### [What you should do]
When a line in the entries below contains "your", tally it; give the tally with nothing added.

Segment Start: Data listing

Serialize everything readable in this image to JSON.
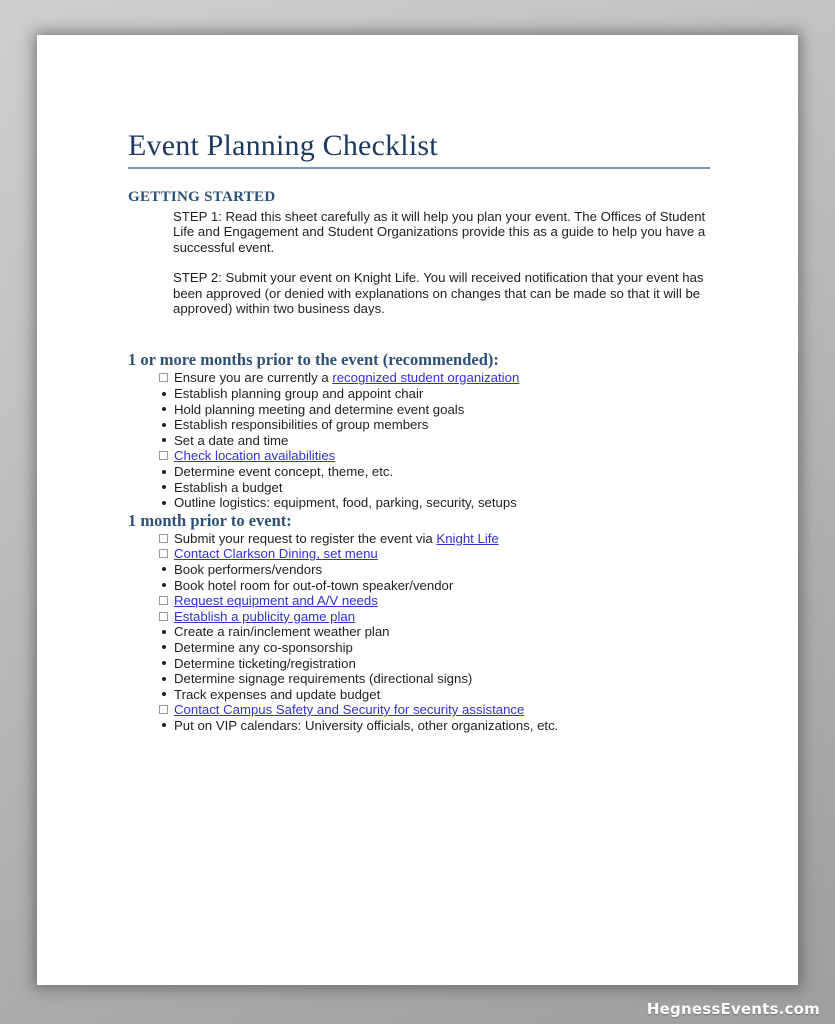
{
  "document": {
    "title": "Event Planning Checklist",
    "getting_started": {
      "heading": "GETTING STARTED",
      "step1": "STEP 1: Read this sheet carefully as it will help you plan your event. The Offices of Student Life and Engagement and Student Organizations provide this as a guide to help you have a successful event.",
      "step2": "STEP 2: Submit your event on Knight Life. You will received notification that your event has been approved (or denied with explanations on changes that can be made so that it will be approved) within two business days."
    },
    "sections": [
      {
        "heading": "1 or more months prior to the event (recommended):",
        "items": [
          {
            "marker": "checkbox",
            "pre": "Ensure you are currently a ",
            "link": "recognized student organization",
            "post": ""
          },
          {
            "marker": "bullet",
            "pre": "Establish planning group and appoint chair",
            "link": "",
            "post": ""
          },
          {
            "marker": "bullet",
            "pre": "Hold planning meeting and determine event goals",
            "link": "",
            "post": ""
          },
          {
            "marker": "bullet",
            "pre": "Establish responsibilities of group members",
            "link": "",
            "post": ""
          },
          {
            "marker": "bullet",
            "pre": "Set a date and time",
            "link": "",
            "post": ""
          },
          {
            "marker": "checkbox",
            "pre": "",
            "link": "Check location availabilities",
            "post": ""
          },
          {
            "marker": "bullet",
            "pre": "Determine event concept, theme, etc.",
            "link": "",
            "post": ""
          },
          {
            "marker": "bullet",
            "pre": "Establish a budget",
            "link": "",
            "post": ""
          },
          {
            "marker": "bullet",
            "pre": "Outline logistics: equipment, food, parking, security, setups",
            "link": "",
            "post": ""
          }
        ]
      },
      {
        "heading": "1 month prior to event:",
        "items": [
          {
            "marker": "checkbox",
            "pre": "Submit your request to register the event via ",
            "link": "Knight Life",
            "post": ""
          },
          {
            "marker": "checkbox",
            "pre": "",
            "link": "Contact Clarkson Dining, set menu",
            "post": ""
          },
          {
            "marker": "bullet",
            "pre": "Book performers/vendors",
            "link": "",
            "post": ""
          },
          {
            "marker": "bullet",
            "pre": "Book hotel room for out-of-town speaker/vendor",
            "link": "",
            "post": ""
          },
          {
            "marker": "checkbox",
            "pre": "",
            "link": "Request equipment and A/V needs",
            "post": ""
          },
          {
            "marker": "checkbox",
            "pre": "",
            "link": "Establish a publicity game plan",
            "post": ""
          },
          {
            "marker": "bullet",
            "pre": "Create a rain/inclement weather plan",
            "link": "",
            "post": ""
          },
          {
            "marker": "bullet",
            "pre": "Determine any co-sponsorship",
            "link": "",
            "post": ""
          },
          {
            "marker": "bullet",
            "pre": "Determine ticketing/registration",
            "link": "",
            "post": ""
          },
          {
            "marker": "bullet",
            "pre": "Determine signage requirements (directional signs)",
            "link": "",
            "post": ""
          },
          {
            "marker": "bullet",
            "pre": "Track expenses and update budget",
            "link": "",
            "post": ""
          },
          {
            "marker": "checkbox",
            "pre": "",
            "link": "Contact Campus Safety and Security for security assistance",
            "post": ""
          },
          {
            "marker": "bullet",
            "pre": "Put on VIP calendars: University officials, other organizations, etc.",
            "link": "",
            "post": ""
          }
        ]
      }
    ]
  },
  "watermark": {
    "text": "HegnessEvents.com"
  },
  "colors": {
    "title": "#1F3A60",
    "heading": "#2E5077",
    "link": "#3333CC",
    "rule": "#8093B3",
    "body_text": "#231F20"
  }
}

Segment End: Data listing

### [Result of this task]
3